The closest thing to regulation we have today is a series of process agreements between particular fiduciaries and the DOL. This process began with the “Agreement Concerning Fiduciary Engagements and Process Requirements for Employer Stock Transactions” dated June 2, 2014, between the DOL and GreatBanc Trust Company. Even though the standards set forth in these process agreements are binding only on the parties to the agreement, the DOL issued a press release stating, “others in the industry would do well to take notice of the protections put in place by this agreement.” That statement creates the appearance that the DOL is circumventing what should be a fair and open regulatory process.

The DOL has entered into several similar settlements in the time since, seeking to establish quasi-regulation. Regulation through litigation creates inconsistent law, applies inconsistent standards, and circumvents a fair and open process. Indeed, trustees are quick to take note of each successive process agreement as each seems to build upon predecessor agreements as the DOL’s enforcement priorities change. Clear and consistently applied standards are necessary to avoid Monday-morning quarterbacking that continues to occur long after transactions have closed. This uncertain environment is an unfair use of the legal system, appears to deter the creation and continuation of ESOPs, runs contrary to clear congressional intent, and leads to costly litigation.

From "The Defendant’s Win in a Landmark Case from the Viewpoint of the Defendant’s Expert"
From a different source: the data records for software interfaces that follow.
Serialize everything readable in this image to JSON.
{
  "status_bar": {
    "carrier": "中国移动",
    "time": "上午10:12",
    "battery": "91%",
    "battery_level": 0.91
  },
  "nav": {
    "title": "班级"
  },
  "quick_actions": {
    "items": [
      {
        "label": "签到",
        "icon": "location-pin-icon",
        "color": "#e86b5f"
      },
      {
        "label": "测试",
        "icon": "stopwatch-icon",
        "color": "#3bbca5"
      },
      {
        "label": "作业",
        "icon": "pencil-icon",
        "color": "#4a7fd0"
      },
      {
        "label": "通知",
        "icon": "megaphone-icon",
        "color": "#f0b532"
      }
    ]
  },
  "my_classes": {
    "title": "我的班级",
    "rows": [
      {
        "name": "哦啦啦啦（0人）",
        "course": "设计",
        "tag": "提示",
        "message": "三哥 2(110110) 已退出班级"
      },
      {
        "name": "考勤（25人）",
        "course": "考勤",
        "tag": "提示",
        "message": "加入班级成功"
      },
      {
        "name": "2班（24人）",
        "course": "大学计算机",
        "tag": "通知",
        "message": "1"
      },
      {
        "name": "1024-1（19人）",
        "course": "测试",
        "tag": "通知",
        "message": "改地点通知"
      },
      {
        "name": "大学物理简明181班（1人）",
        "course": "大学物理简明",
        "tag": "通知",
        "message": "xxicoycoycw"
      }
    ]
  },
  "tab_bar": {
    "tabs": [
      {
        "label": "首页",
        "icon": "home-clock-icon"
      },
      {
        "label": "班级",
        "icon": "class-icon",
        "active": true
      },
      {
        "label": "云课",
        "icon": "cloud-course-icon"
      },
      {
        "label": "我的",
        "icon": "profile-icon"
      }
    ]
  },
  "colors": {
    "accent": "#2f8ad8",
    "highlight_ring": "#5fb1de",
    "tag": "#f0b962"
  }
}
Primarily as a result of these violations, the DOL expert’s conclusions were deemed flawed. Overall, his assumptions were found to be speculative and unfounded, and his reasoning was fatally flawed. Pia identified certain key flaws in the DOL expert’s analyses and methodologies:
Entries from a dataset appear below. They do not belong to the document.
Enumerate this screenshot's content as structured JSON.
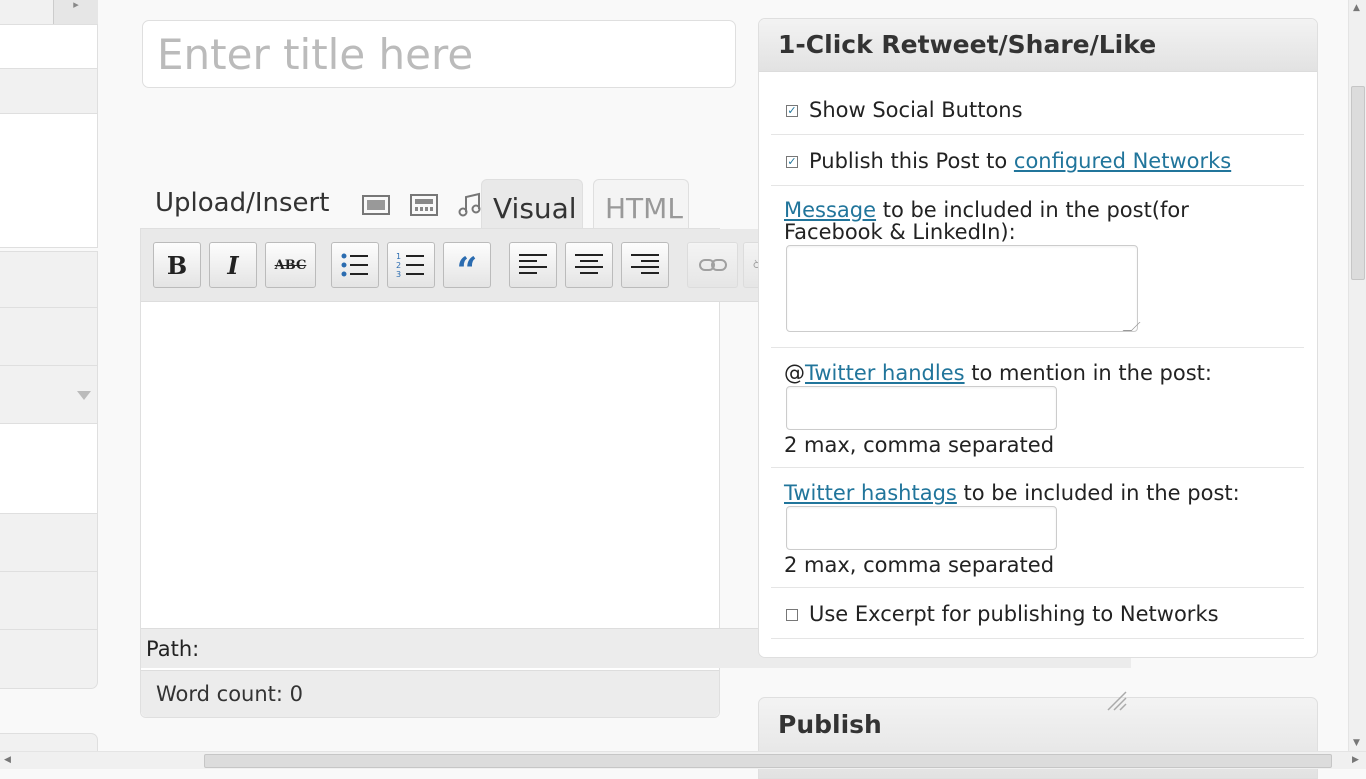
{
  "title_field": {
    "placeholder": "Enter title here",
    "value": ""
  },
  "media": {
    "label": "Upload/Insert",
    "icons": [
      "image-icon",
      "gallery-icon",
      "audio-icon"
    ]
  },
  "tabs": {
    "visual": "Visual",
    "html": "HTML"
  },
  "toolbar": {
    "buttons": [
      "bold",
      "italic",
      "strikethrough",
      "unordered-list",
      "ordered-list",
      "blockquote",
      "align-left",
      "align-center",
      "align-right",
      "insert-link",
      "unlink"
    ],
    "bold_glyph": "B",
    "italic_glyph": "I",
    "strike_glyph": "ABC",
    "quote_glyph": "“"
  },
  "editor": {
    "path_label": "Path:",
    "word_count": "Word count: 0"
  },
  "social_box": {
    "title": "1-Click Retweet/Share/Like",
    "show_social_buttons": {
      "label": "Show Social Buttons",
      "checked": true
    },
    "publish_networks": {
      "prefix": "Publish this Post to ",
      "link": "configured Networks",
      "checked": true
    },
    "message": {
      "link": "Message",
      "line1": " to be included in the post(for",
      "line2": "Facebook & LinkedIn):",
      "value": ""
    },
    "twitter_handles": {
      "at": "@",
      "link": "Twitter handles",
      "suffix": " to mention in the post:",
      "value": "",
      "hint": "2 max, comma separated"
    },
    "twitter_hashtags": {
      "link": "Twitter hashtags",
      "suffix": " to be included in the post:",
      "value": "",
      "hint": "2 max, comma separated"
    },
    "use_excerpt": {
      "label": "Use Excerpt for publishing to Networks",
      "checked": false
    }
  },
  "publish_box": {
    "title": "Publish"
  },
  "colors": {
    "link": "#21759b",
    "toolbar_bg": "#e9e9e9",
    "box_header": "#e2e2e2"
  }
}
  • He attempted to dismiss both the LVA and GMK valuations in one fell swoop by treating the non-binding indication of interest letter from URS like a bona fide offer, which he concluded was somehow representative of the fair market value of B+K at or near the time of the transaction. This is not consistent with general standards and practices of valuation.
  • The DOL expert relied on erroneous assumptions in developing his own modified forecasts for B+K, essentially superseding and replacing management’s forecasts with his own. Below are several factors that Pia specifically pointed out:
    • A failure to understand the historical pattern of subcontractor expenses and how to properly account for them in the forecast period. Had the DOL expert queried management about this key element of the forecast, he would have learned that B+K completed several large projects for the U.S. Army Corps of Engineers in the period before the ESOP was adopted, which required heavy use of subcontractors. Subcontractor expenses are passed through without markup to the customer and do not contribute to profitability; thus, they are not included in forecasts. Additionally, management does not include potential large contracts in its forecasts because they only occur occasionally. Thus, with no forecasted large projects, subcontractor expenses were expected to revert to their average level.
    • The choice to use a stub period in the DCF benefit stream provided by management. This short period was inconsistent with the trend the company experienced and essentially ignored approximately $3.9 million in free cash flows from the 2012 period. This choice was made despite the following statement in the DOL expert’s report: “Thus, it is reasonable to assume that revenue would meet Management’s expectations for 2012 which is consistent with our analysis.”
    • A related failure to adequately analyze B+K’s construction order backlog.